*Assigned task:*
Each line of the records below that holds "matrix" should be returned.

*Given entries:*

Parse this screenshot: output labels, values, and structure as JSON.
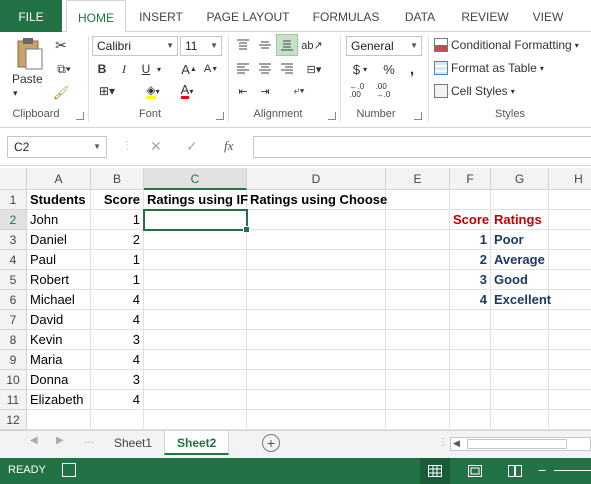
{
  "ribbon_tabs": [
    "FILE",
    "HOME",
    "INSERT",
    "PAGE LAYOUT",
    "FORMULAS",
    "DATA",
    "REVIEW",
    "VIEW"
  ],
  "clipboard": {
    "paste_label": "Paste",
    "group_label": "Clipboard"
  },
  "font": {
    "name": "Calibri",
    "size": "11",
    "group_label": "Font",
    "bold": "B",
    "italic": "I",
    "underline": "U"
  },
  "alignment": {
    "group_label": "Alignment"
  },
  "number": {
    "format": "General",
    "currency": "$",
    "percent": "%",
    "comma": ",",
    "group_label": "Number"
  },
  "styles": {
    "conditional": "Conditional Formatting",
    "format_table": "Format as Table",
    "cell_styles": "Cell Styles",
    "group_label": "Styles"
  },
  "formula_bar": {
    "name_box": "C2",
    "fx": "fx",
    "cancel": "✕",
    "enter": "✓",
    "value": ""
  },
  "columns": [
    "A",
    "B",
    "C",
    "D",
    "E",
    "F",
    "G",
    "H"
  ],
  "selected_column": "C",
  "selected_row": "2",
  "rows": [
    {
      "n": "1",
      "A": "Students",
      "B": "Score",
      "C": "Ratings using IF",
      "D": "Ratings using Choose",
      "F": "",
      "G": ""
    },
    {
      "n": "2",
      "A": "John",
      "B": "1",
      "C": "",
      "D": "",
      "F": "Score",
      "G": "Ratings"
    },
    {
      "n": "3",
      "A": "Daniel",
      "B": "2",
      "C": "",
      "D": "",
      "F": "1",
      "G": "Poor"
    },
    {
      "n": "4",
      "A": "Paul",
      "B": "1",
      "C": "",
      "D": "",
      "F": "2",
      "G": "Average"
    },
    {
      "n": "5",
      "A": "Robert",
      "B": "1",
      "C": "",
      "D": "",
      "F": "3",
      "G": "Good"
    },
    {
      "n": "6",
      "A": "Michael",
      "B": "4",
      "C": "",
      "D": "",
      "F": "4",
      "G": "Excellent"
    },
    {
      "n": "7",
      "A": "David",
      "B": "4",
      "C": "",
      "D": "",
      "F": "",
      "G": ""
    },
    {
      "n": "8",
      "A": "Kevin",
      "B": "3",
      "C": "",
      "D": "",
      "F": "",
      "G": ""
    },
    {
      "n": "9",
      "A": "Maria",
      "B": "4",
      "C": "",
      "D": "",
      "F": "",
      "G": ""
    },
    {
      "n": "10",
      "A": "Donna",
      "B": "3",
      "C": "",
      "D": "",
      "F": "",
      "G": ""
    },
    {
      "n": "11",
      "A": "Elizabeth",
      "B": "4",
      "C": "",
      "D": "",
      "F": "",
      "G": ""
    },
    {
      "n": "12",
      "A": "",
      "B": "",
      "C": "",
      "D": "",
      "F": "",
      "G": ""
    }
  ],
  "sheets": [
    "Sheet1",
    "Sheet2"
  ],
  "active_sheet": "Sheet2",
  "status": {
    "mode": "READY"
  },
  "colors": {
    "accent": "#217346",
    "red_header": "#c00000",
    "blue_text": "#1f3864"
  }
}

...

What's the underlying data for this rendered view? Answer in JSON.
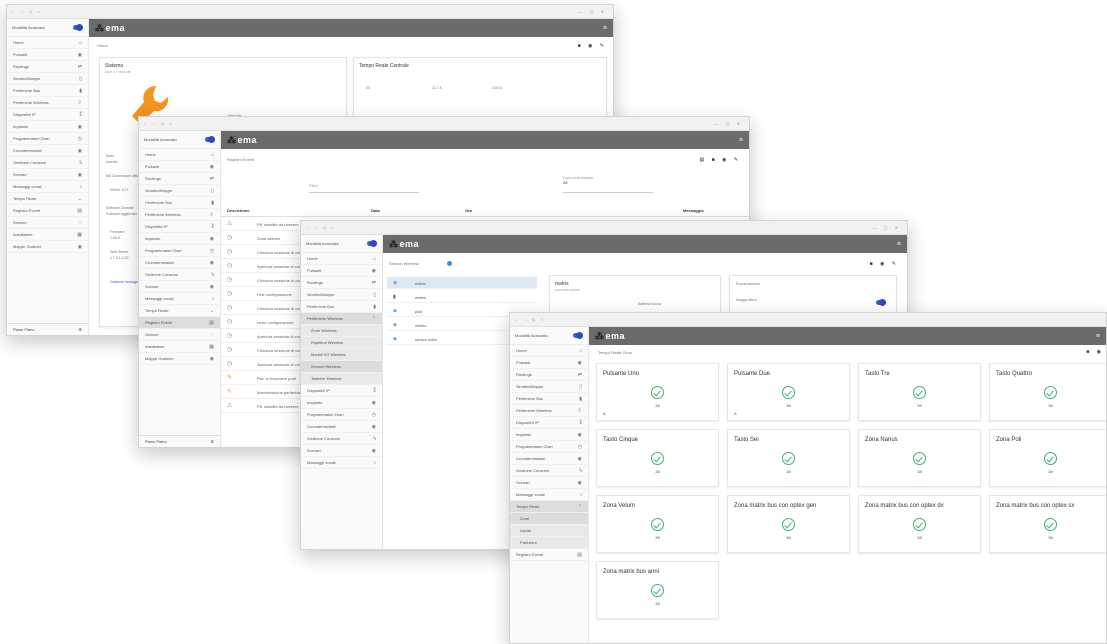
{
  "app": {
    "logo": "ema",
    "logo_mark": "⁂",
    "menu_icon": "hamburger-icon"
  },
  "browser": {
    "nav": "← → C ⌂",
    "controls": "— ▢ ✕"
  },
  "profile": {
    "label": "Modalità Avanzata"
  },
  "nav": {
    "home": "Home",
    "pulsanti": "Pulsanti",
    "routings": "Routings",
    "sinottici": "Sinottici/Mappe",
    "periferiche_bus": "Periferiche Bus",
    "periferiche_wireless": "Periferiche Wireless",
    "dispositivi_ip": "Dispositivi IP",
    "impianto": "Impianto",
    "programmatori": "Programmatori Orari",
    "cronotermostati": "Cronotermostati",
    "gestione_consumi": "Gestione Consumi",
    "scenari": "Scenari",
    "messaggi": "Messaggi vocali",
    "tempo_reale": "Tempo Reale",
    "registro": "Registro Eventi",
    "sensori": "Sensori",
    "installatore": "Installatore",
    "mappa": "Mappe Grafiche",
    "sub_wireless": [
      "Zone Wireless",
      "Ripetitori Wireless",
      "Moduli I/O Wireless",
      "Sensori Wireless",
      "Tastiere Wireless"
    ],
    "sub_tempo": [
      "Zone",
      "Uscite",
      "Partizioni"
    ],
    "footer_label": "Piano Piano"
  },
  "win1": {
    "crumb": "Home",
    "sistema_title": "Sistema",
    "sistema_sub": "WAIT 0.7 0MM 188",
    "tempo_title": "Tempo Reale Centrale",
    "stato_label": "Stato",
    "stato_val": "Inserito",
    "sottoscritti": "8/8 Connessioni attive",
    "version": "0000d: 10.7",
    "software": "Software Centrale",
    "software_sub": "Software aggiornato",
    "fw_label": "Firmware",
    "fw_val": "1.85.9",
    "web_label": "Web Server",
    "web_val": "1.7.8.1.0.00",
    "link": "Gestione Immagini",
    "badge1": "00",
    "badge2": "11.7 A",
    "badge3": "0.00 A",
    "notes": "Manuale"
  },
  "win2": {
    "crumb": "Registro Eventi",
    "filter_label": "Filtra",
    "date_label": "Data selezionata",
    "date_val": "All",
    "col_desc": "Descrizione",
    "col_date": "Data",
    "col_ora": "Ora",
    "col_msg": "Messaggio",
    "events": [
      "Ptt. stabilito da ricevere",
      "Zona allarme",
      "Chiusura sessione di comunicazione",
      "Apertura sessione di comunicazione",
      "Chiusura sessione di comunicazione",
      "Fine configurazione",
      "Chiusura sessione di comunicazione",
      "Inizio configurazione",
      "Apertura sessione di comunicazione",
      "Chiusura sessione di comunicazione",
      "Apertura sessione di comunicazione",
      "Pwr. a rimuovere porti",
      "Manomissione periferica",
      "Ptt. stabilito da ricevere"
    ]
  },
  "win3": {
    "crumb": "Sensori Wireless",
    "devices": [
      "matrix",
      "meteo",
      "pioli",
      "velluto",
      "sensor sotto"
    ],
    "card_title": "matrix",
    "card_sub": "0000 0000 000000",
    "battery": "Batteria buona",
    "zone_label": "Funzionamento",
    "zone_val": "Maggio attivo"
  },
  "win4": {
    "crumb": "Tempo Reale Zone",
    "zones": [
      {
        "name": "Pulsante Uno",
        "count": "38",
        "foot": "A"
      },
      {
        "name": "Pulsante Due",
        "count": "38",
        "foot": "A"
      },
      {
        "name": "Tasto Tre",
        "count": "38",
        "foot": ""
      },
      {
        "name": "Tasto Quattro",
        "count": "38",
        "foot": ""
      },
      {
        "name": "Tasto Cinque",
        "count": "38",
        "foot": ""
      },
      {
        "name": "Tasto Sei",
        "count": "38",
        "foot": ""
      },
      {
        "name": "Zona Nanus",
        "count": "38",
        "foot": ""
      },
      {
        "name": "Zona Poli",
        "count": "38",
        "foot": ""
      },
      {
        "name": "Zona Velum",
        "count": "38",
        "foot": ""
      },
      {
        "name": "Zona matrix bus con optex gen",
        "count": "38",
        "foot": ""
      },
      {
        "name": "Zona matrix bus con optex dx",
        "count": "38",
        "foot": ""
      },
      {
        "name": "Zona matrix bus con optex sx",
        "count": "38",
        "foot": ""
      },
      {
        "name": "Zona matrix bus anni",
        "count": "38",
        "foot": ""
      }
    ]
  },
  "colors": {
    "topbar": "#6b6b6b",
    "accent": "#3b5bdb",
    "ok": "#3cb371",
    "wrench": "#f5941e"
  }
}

*Exercise solution:*
      "matrix",
    "card_title": "matrix",
        "name": "Zona matrix bus con optex gen",
        "name": "Zona matrix bus con optex dx",
        "name": "Zona matrix bus con optex sx",
        "name": "Zona matrix bus anni",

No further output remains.